[DATASET Boundary: Start]
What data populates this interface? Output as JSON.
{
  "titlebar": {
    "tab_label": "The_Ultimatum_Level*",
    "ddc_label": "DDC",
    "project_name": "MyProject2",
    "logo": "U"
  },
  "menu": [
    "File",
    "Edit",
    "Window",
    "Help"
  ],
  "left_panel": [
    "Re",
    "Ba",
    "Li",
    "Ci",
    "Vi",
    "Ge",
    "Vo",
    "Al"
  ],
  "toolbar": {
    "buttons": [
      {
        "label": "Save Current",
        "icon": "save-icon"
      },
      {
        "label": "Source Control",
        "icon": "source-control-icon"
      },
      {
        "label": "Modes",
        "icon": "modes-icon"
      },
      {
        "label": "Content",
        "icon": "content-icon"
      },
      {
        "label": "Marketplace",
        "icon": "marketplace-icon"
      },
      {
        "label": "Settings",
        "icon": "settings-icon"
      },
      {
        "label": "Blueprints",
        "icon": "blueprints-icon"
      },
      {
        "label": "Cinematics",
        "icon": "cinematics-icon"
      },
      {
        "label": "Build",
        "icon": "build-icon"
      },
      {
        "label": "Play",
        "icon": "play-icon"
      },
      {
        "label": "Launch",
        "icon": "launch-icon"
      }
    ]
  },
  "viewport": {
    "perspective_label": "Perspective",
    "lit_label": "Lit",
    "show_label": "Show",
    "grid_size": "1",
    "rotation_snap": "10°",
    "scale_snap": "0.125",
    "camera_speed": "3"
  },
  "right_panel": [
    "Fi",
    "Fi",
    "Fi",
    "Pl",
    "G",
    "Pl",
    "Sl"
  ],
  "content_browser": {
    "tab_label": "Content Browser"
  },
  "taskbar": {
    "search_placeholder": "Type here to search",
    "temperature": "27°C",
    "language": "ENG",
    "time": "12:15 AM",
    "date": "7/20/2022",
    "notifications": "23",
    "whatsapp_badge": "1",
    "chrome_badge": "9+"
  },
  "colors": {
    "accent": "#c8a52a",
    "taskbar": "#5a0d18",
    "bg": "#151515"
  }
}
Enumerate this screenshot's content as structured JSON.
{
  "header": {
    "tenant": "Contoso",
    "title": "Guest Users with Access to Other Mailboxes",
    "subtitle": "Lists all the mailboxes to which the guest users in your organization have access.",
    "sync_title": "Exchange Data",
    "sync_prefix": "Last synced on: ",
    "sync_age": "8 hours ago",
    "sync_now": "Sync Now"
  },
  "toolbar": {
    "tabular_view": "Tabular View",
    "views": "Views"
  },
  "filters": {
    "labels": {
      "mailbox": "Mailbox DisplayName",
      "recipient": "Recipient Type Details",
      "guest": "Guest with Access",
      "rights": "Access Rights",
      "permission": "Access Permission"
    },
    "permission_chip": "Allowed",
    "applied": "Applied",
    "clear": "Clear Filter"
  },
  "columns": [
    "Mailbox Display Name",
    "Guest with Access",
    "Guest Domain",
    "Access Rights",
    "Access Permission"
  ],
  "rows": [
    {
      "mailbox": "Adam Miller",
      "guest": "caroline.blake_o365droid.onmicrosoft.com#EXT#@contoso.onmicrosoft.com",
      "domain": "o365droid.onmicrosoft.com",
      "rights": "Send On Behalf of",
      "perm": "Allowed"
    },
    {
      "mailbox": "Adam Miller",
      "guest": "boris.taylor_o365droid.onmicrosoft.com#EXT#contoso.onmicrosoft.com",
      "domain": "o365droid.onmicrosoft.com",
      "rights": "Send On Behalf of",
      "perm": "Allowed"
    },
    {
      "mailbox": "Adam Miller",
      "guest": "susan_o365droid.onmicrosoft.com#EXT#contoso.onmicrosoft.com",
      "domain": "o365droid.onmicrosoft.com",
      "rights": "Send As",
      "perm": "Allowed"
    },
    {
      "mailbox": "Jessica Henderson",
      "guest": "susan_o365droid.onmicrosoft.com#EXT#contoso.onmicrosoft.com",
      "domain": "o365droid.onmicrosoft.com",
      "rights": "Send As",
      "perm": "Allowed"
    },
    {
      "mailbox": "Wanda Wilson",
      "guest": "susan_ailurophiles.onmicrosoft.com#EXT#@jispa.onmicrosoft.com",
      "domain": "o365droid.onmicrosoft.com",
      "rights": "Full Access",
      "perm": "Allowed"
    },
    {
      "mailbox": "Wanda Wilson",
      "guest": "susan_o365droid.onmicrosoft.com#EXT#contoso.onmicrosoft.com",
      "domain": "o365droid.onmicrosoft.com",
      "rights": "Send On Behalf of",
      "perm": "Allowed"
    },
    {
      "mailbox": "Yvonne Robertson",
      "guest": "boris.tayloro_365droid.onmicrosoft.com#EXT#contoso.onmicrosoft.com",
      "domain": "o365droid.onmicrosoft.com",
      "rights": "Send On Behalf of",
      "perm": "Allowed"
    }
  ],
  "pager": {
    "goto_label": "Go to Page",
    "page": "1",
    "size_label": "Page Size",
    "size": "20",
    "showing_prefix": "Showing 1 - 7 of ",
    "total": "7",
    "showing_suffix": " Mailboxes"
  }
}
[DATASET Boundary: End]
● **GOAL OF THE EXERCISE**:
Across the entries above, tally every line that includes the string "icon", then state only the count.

● **PROBLEM SOLUTION**:
11